(Removes extraneous word "later" from 5th paragraph)
* Berlin, Rome say Islamic State poses international threat
* Will join other EU states in sending arms to Iraq's Kurds
* Move shows Berlin's more muscular security policy
By Sabine Siebold and Roberto Landucci
BERLIN/ROME Aug 20 Germany and Italy joined
Britain and France on Wednesday in saying they would arm Iraqi
Kurdish security forces fighting Islamic State militants in
northern Iraq, in close coordination with the Baghdad central
Islamic State, which posted a video on Tuesday purporting to
show the beheading of an captive American journalist
, poses a threat to the world and Europe cannot
simply stand by, Germany's defence and foreign ministers said.
Besides humanitarian aid and military equipment such as body
armour and helmets, "we can also imagine providing further
equipment, including weapons," Foreign Minister Frank-Walter
"In close agreement with our European and international
partners we will do this in such a way that it boosts the
peshmerga's [semi-autonomous Kurdish security forces] ability to
defend themselves," Steinmeier said. "We see the risks attached
to this, and we will therefore show a sense of proportion in the
nature of what and how much we deliver."
Sending arms into conflict zones is a major departure for
Germany, which has often shied away from direct involvement in
military conflicts since World War Two due to its Nazi past.
Berlin opposed the U.S.-led 2003 Iraq war although it took part
in the international military mission in Afghanistan.
Germany - the world's third largest arms exporter after the
United States and Russia - had previously promised to cut back
on arms deliveries to non-allied states particularly to the
Gulf. Deliveries to direct conflict zones was always ruled out.
Asked why Germany would make an exception for northern Iraq,
German government spokesman Steffen Seibert said: "ISIS' advance
and what these terrorists are doing.. has a unique quality. We

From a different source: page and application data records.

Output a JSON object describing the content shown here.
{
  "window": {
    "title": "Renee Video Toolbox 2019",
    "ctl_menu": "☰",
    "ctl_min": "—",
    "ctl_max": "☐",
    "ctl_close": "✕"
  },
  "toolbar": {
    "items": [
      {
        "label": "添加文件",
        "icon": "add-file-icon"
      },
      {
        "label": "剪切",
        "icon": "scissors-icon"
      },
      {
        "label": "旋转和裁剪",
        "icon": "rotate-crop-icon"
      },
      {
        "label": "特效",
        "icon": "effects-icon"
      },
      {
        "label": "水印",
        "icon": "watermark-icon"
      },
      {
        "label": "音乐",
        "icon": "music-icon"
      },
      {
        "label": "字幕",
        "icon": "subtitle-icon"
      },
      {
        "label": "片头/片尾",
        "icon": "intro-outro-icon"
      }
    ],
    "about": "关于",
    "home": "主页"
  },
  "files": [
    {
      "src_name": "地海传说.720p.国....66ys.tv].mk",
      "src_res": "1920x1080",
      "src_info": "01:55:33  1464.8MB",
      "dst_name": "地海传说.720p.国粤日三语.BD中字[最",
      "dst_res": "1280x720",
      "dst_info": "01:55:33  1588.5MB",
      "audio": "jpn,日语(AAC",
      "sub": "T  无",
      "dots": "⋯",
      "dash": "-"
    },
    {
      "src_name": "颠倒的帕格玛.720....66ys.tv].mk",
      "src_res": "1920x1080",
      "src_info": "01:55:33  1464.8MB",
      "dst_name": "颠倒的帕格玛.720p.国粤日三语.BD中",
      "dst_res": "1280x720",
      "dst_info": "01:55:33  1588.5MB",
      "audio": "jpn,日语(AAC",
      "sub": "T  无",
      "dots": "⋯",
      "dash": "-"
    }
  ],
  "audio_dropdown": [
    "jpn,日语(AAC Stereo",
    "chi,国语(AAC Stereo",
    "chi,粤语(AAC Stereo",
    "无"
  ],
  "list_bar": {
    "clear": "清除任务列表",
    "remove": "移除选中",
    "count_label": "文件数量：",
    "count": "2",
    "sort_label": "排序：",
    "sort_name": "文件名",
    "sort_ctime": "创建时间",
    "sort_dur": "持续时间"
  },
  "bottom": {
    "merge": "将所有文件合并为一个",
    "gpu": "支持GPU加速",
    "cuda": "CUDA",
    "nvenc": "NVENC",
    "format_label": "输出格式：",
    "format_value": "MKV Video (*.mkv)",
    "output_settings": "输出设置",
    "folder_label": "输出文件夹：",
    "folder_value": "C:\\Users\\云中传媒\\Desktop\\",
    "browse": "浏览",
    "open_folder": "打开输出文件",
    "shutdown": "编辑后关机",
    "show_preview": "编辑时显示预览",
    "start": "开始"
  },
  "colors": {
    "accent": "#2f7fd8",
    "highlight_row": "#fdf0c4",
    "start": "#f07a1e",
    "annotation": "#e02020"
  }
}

cannot be indifferent in Europe and Germany - it also affects
our security interests... all the dangers arising from there and
the huge scale of human suffering informed this decision."
Steinmeier, who visited Iraq last Saturday, had made clear
he believes Germany has a moral obligation to provide military
support against Islamic State. According to a poll by Forsa
published on Wednesday however, 63 percent of Germans are
against supplying weapons to the Kurds.
Italian Prime Minister Matteo Renzi paid a one-day visit to
Iraq on Wednesday and his government said it was ready to
consider requests for supplies of personal weapons and
ammunition for self-defence.
Defence Minister Roberta Pinotti said Italy had earmarked
light automatic weapons and ammunition used by the Italian armed
forces, as well as arms made in the former Soviet Union and
seized at sea during the 1990s Balkan wars, to be sent to Iraq.
German Defence Minister Ursula von der Leyen said Berlin
would examine over the next week what equipment was available to
send and what the Kurdish security forces needed.
Germany does not have Soviet-manufactured weapons, but would
look into training Kurdish security forces in further equipment,
a defence ministry spokesman said.
Pinotti said Italy was prepared to join other countries in
providing transport for weapons supplies and said technical
preparations were already under way. The plan could be put into
action within days providing it had the support of the Italian
parliament and received approval from the Iraqi government and
clearance to fly over third countries, she said.
Efforts had to be coordinated to avoid duplication, she
added, and there had to be adequate oversight to ensure the
weapons went to official government forces and were only used
At the start of 2014 Steinmeier, German President Joachim
Gauck and von der Leyen all said Germany had to engage more
actively in international security, and that its size meant
Germany could not simply watch from the sidelines.
(Writing by Alexandra Hudson; Editing by Madeline Chambers and